Oracle update statement not updating
If your primary key changes, it is not a primary key -- a candidate key if you will but not a primary key. Thanks, Arash June 08, 2004 - pm UTC because update cascade means you picked a set of columns that is not imutable -- eg: you picked a primary key that isn't a primary key. If you find yourself constantly in update cascade mode, you've done something *wrong*.
Your right, I should have called it a "candidate key". Here is the sample: create table t1(c1 number primary key); create table t2(c2 number references t1(c1)); insert into t1 values(1); insert into t2 values(1); update t1 set c1 = 2 where c1 = 1; update t1 * ERROR at line 1: ORA-02292: integrity constraint (SCOTT. Dear Tom, Cascade update will be a good feature, if you can incorporate in later relaeases. One fellow put customer code ' A123' and 'A123' for customer master. if you need to do it every now and again, once in a very blue moon -- look at DEFERRABLE constraints.
An update to a key should not be without a where condition.And what if my where clause (if you say I must have one) is "where 1=1" and if a natural key changes due to whatever, it was not a key, it might be something "unique" but it wasn't the key.so, while I agree it rarely sometimes must happen, I am here strongly arguing that "this had better not be part of your DESIGN, that would be a REALLY REALLY bad thing to do" Your update cascade is very usefull. Is this restriction has been over come or its still there. Updates to primary keys that do not generate 'new' primary keys are not currently supported. The update statement "update dept set deptno = deptno 10" will not work whereas the update "update dept set deptno = deptno 1" will.I don't know why you personally never found a use for it.

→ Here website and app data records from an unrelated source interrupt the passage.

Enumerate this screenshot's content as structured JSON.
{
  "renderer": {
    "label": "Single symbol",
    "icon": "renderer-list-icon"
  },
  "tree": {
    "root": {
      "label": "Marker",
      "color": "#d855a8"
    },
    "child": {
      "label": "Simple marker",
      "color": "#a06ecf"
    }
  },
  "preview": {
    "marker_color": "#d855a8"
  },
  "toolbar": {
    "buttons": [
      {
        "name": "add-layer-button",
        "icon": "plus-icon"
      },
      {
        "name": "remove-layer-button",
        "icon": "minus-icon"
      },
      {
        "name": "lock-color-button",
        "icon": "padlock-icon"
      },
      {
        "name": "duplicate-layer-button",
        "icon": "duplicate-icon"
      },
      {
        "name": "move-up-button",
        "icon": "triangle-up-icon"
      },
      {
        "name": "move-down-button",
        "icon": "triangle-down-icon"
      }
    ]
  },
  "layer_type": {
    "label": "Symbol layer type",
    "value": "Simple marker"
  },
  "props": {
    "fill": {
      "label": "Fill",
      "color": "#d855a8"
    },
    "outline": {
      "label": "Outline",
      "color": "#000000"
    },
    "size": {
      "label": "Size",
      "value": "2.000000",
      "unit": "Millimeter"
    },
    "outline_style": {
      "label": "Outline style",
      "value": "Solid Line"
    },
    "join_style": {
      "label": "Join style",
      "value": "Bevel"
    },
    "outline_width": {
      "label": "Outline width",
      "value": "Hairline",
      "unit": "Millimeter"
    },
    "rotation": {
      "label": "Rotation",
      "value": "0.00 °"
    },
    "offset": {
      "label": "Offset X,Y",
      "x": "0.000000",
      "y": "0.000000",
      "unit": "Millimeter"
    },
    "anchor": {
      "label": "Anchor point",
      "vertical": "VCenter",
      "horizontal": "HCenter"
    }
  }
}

I find it very useful, and the lack of declarative referential integrity for cascaded-update in Oracle troubles me.
The Ask TOM team is taking a break over the holiday season.